When we talk about an inner feminine side, I think most people would be attempting to be positive about what is traditionally seen as feminine, but this has the negative impact of concretizing gender distinctions in a way with which I am not comfortable. Okay, off the soapbox! What the Anthropologist is noting is that Carl is actually imagining Selena in his head--she, like you could interpret Winslet in Eternal Sunshine to be, is simply a part of him, and she is a woman imagined in a man's head. We'll return to this later in the play in connection with comic books (or at least I plan to do so!). She wouldn't then be his feminine side, but still Carl imagining what it would be like to be a woman--the important part here being that Carl is attempting empathy with another person rather than simply looking inside himself and finding this feminine side. Am I making sense? This next part will probably make less: Another point here is that I often find myself having thoughts in a similar way to what Carl is going through. Usually as I drift off to sleep I experience what I might see as auditory dreams. I will hear voices and if I become more aware, more awake, I can commonly say whose voice I was hearing (whose voice my mind was creating), and could even record what they are saying. This is an alienating effect, as I think to myself, I didn't think that! in connection with what I've heard, but I guess on some level I did. Notably, this is an inner other rather than an inner feminine or masculine side. When it comes to stereotypes, I think I probably fit more feminine than masculine ones anyway!

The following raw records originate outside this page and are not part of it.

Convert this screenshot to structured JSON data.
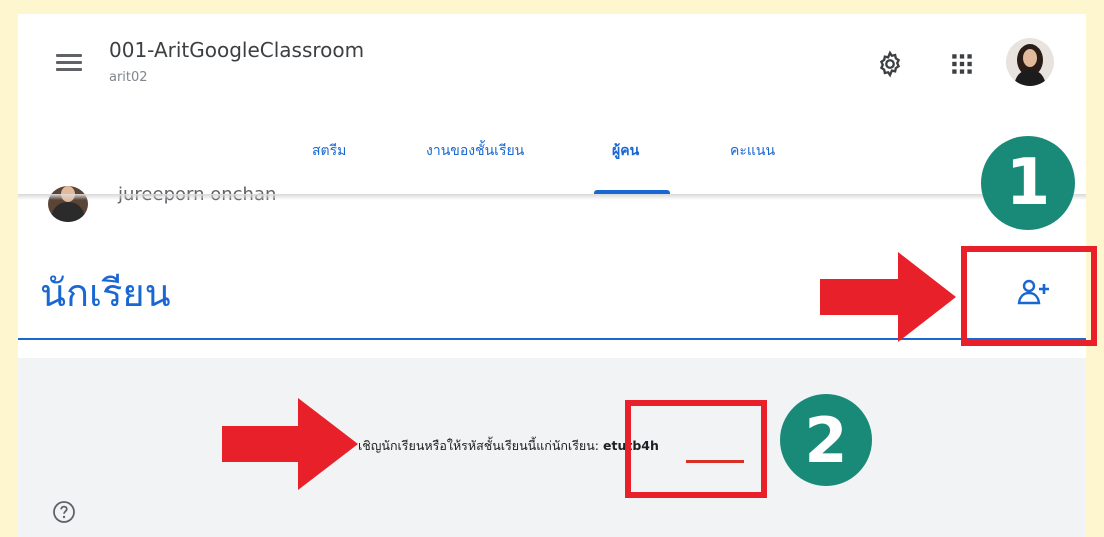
{
  "header": {
    "class_name": "001-AritGoogleClassroom",
    "class_section": "arit02",
    "icons": [
      "menu-icon",
      "gear-icon",
      "apps-grid-icon",
      "account-avatar"
    ]
  },
  "tabs": [
    {
      "label": "สตรีม",
      "active": false
    },
    {
      "label": "งานของชั้นเรียน",
      "active": false
    },
    {
      "label": "ผู้คน",
      "active": true
    },
    {
      "label": "คะแนน",
      "active": false
    }
  ],
  "teacher": {
    "name": "jureeporn onchan"
  },
  "students": {
    "title": "นักเรียน",
    "invite_text": "เชิญนักเรียนหรือให้รหัสชั้นเรียนนี้แก่นักเรียน:",
    "class_code": "etutb4h"
  },
  "annotations": {
    "step1": "1",
    "step2": "2"
  },
  "colors": {
    "accent": "#1967d2",
    "annotation_red": "#e8202a",
    "badge_teal": "#1a8a78",
    "page_bg": "#fdf6cf"
  }
}
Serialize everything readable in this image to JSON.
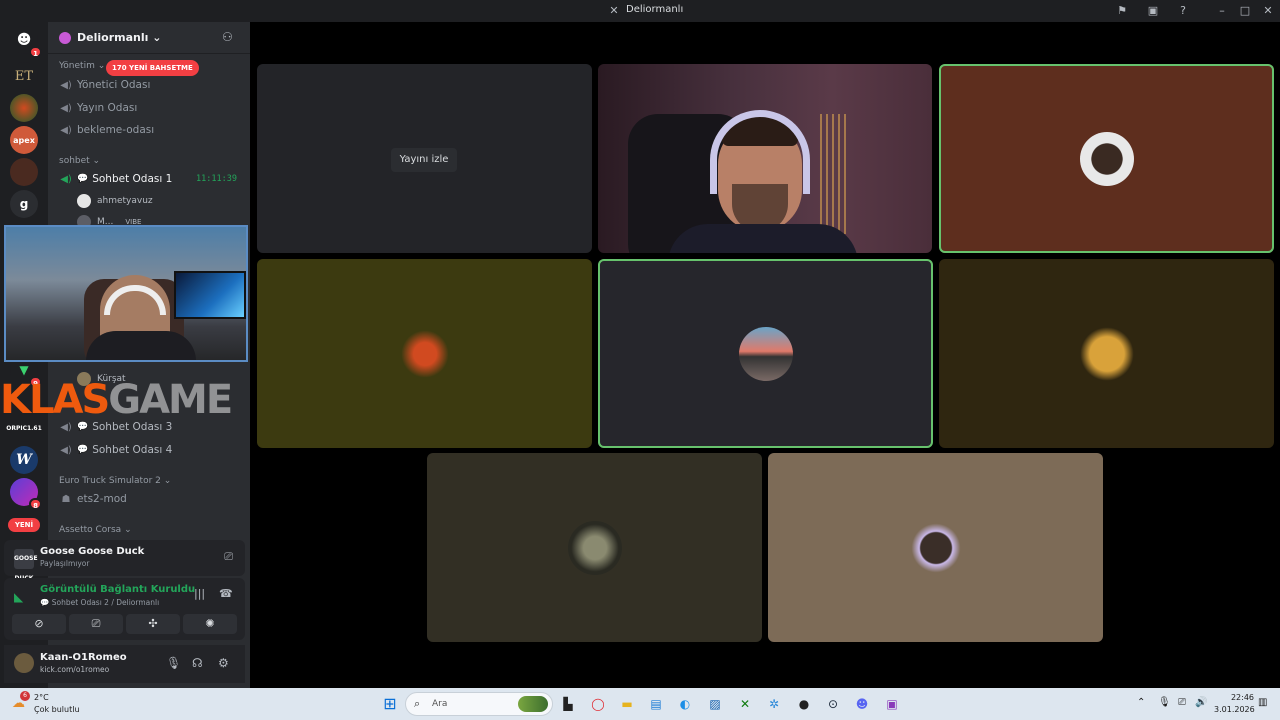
{
  "window": {
    "title": "Deliormanlı"
  },
  "server": {
    "name": "Deliormanlı",
    "mention_pill": "170 YENİ BAHSETME",
    "new_pill": "YENİ",
    "rail_badges": {
      "home": "1",
      "green_server": "9",
      "blue_server": "8"
    },
    "rail_labels": {
      "et": "ET",
      "apex": "apex",
      "g": "g",
      "orpic": "ORPIC1.61",
      "w": "W"
    }
  },
  "sidebar": {
    "categories": {
      "yonetim": "Yönetim",
      "sohbet": "sohbet",
      "ets": "Euro Truck Simulator 2",
      "assetto": "Assetto Corsa"
    },
    "channels": {
      "yonetici": "Yönetici Odası",
      "yayin": "Yayın Odası",
      "bekleme": "bekleme-odası",
      "sohbet1": "Sohbet Odası 1",
      "sohbet3": "Sohbet Odası 3",
      "sohbet4": "Sohbet Odası 4",
      "ets2mod": "ets2-mod"
    },
    "sohbet1_timer": "11:11:39",
    "users": {
      "u1": "ahmetyavuz",
      "u2": "M...",
      "u2_tag": "VIBE",
      "u3": "Kürşat"
    },
    "overlay_text": {
      "part1": "KLAS",
      "part2": "GAME"
    }
  },
  "activity": {
    "game_icon": "GOOSE DUCK",
    "game": "Goose Goose Duck",
    "status": "Paylaşılmıyor"
  },
  "voice": {
    "title": "Görüntülü Bağlantı Kuruldu",
    "location": "Sohbet Odası 2 / Deliormanlı"
  },
  "user_panel": {
    "name": "Kaan-O1Romeo",
    "status": "kick.com/o1romeo"
  },
  "stage": {
    "watch_button": "Yayını izle",
    "tile_colors": {
      "tile1": "#232428",
      "tile3": "#5e2e1e",
      "tile4": "#3c3a10",
      "tile5": "#26262c",
      "tile6": "#2f2610",
      "tile7": "#322f24",
      "tile8": "#7d6b57"
    }
  },
  "taskbar": {
    "weather_badge": "6",
    "temperature": "2°C",
    "weather": "Çok bulutlu",
    "search_placeholder": "Ara",
    "time": "22:46",
    "date": "3.01.2026"
  },
  "colors": {
    "accent_green": "#23a55a",
    "speaking_outline": "#67c26d",
    "alert_red": "#f23f43"
  }
}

Final thought: I'm reading Scarlet by Brian Michael Bendis and Alex Maleev, and it brought up a question that we might as well ask about Wonder Woman as well. Scarlet is basically a radical liberal feminist terrorist in the comic and I love her for it. The way that Machiavelli longed for a great man to unite Italy, even if this meant doing any number of frightening things, I root for Scarlet as she leads a gang of people aiming guns at people's heads... For the purpose of creating change in the world. What is, then, Wonder Woman's place? Certainly there are wrongs that she would be able to right, but should she remake the world in her image? Actually somewhat of a tired trope in superhero fiction. The gimmick in Scarlet is that it is set in the present and is distinctly realistic fiction. Ho-hum, I've talked your ear off for long enough.
NOTE: Decided to rewrite interlude. Will post tomorrow. Plan to write scene two then, followed by interlude two and then a sort of play within a play. We shall see.